When Jeremy Corbyn spoke in Parliament yesterday, it came in the wake of the stodgy Queen’s speech, when the 91 year old monarch, hopefully the last of her line, read the Government’s program in front of an assemblage of peers dressed like so many Santa Clauses without the jolly little hats.
The speech was a lackluster display of hackneyed reforms, fizzled legislation, and dead ideas that will be swept away in a wave come the next election. What was remarkable in the speech, Jeremy noted, in a passionate and dominating performance across from the teetering Prime Minister afterwards, was what it did not contain.
No word was spoken of eliminating the winter fuel allowance, none on getting rid of the triple lock on pensions, nothing on legalizing barbaric fox hunting, and, while the so-called Queen did talk of a state visit with the Spanish King & Queen, rien on the question of Donald Trump having the gold carpet rolled out for him. In February 1.8 million people signed a petition against giving the U.S. president what they view as the honour of a state visit. And during the election May’s insufficient criticism, and refusal to condemn outright Trump’s travel ban, were liabilities. May, and her political fellow travellers, have an eye on a more Atlanticist trade configuration in light of the diminished European relationship Brexit promises.
Jeremy, wryly echoing the now hilarity-inducing Conservative election slogan, called his Labour party the “strong and stable” choice to govern the country. He made clear, through explicit statement, that his party should not be considered just an opposition but a government in waiting.
And it felt like that indeed. Corbyn displayed a keen savagery and a powerful confidence, he was playful in his attacks but his outrage was pure, and he always made it clear that this whole politics thing isn’t a game.
The opening speech and its second were full of the same slick lines from the same slick players, the landlord and water interest investor Richard Benyon, and the former University Challenge winner and often historian Kwasi Kwarteng. Corbyn promised Benyon he would nationalize the water utilities and slap regulations on his apartment buildings. He referenced a book the prolific Kwarteng contributed to in 2011 called “After the Coalition,” leaving unsaid explicitly why that’s funny now.
While Kwarteng spoke a fly landed on him.
Jeremy spoke awhile, covered in jeers the whole time, with the clever schoolboy Jacob Rees-Mogg trying out a line about how long ago the leader of the opposition said “in conclusion,” and the entire assembly on the other side of aisle baying like dogs.

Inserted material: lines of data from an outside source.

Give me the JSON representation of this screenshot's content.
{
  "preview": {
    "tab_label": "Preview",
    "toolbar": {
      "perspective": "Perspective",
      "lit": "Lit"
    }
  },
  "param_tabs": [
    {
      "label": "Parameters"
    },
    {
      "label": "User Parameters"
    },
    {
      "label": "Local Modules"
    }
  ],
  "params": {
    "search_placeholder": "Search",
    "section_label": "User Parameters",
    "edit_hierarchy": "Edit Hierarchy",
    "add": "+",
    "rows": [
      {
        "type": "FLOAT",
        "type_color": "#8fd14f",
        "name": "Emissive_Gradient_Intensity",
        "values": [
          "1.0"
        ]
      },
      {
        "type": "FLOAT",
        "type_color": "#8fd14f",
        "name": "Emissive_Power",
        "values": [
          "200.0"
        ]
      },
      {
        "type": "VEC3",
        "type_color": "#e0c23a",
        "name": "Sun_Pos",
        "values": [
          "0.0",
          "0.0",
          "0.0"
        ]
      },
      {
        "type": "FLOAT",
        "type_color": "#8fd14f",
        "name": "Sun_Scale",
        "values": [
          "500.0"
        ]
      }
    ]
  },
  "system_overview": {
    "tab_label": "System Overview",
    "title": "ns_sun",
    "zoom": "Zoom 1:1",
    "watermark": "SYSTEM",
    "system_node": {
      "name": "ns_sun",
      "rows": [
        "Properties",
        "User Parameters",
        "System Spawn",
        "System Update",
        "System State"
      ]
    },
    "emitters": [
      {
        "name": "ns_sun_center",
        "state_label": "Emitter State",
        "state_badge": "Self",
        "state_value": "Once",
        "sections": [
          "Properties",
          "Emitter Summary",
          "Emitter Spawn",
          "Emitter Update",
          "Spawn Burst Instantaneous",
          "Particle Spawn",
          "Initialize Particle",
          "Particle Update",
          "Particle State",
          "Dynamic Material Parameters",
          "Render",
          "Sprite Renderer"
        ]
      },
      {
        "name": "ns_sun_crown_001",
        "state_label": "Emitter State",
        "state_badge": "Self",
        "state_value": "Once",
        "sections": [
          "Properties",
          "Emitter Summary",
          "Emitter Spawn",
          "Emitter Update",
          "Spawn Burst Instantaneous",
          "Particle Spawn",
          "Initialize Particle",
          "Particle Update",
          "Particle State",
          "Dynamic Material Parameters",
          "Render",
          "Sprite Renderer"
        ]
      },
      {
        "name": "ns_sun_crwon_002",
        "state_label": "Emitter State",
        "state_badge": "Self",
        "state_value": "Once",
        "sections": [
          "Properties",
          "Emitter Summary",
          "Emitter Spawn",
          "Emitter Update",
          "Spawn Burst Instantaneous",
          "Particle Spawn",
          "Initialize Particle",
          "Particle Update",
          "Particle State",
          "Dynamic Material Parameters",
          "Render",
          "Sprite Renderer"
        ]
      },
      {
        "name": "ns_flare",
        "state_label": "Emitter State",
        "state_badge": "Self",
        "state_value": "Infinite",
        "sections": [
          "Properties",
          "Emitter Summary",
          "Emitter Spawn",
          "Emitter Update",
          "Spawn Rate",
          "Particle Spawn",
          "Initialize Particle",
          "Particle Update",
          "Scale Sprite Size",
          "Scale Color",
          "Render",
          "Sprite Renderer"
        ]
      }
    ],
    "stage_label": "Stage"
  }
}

Right out of the gate he punctured the collegial mood Benyon and Kwarteng tried to create with their attempts at wit, saying that the tragic fire at Grenfell tower need not have happened.
And he’s right. Jeremy is accused often of being a weak parliamentary speaker because he doesn’t pull off the linguistic flourishes people like the Speaker excel at. But he speaks in a more important political tongue, one where rhetoric is deployed to make demands that improve the material conditions of working class people. Where Boris Johnson, though he won’t say it, wants to be Prime Minister to live out his Churchillian fantasies, Jeremy actually wants to help people. Incidentally, Boris had a satisfyingly poor performance with his erstwhile interlocutor Eddie Mair after the debate, so those fantasies of his may never come true. Disappointing for the ambitious me, who always likes seeing journalists go far (both the fascist Mussolini, and the socialist Corbyn for a local paper for a minute in his youth practiced journalism; back in his reporting days Mussolini was the editor of the socialist daily Avanti!) but just grand for the political me who’s grown a bit weary of Boris’ act. So when Jeremy ditches the primacy of the jokes (though it must be said that the barbs he directed at the Tory benches were a genuine pleasure to watch) and tells the floor that the nation needs sprinklers in its apartments blocks, the toffs may snort through their nose and laugh like diseased hyenas, but the working people of Britain know the score.
And this is why an election must be called immediately. I heard a fellow online make the joke that Vince Cable, the probable next Liberal Democratic party leader, is 74 today, and come the next election he will be 74 (apologies to whoever made it for the lack of credit, I can’t recall where I saw it). It’s a good joke, but leaves us with a question; why can’t the British people call an election themselves? Democracies need to adjust themselves to an idea that Mélenchon trumpeted in his bid for the presidency, and which his assembly group will pursue. That is the right to recall. How is it democratic for a government to be formed when the polling indicates to us that the people have changed their minds about who they want to represent them? In many cases the Tories only won seats because of Liberal Democratic voters racking up the numbers, with Labour candidates flying near. I don’t call these votes of the Liberal Democratic supporters illegitimate, but I do know how they’ll likely turn when the next goal becomes keeping the Tories out of power. The voters should be able, at the constituency level, to initiate a process to hold special elections ousting politicians they’re dissatisfied with.
The baying hounds of the Parliament may bust a gut where they please, but Jeremy feels different to people who watch. He is powerful, he is strong, and he will be Prime Minister. Soon or sooner.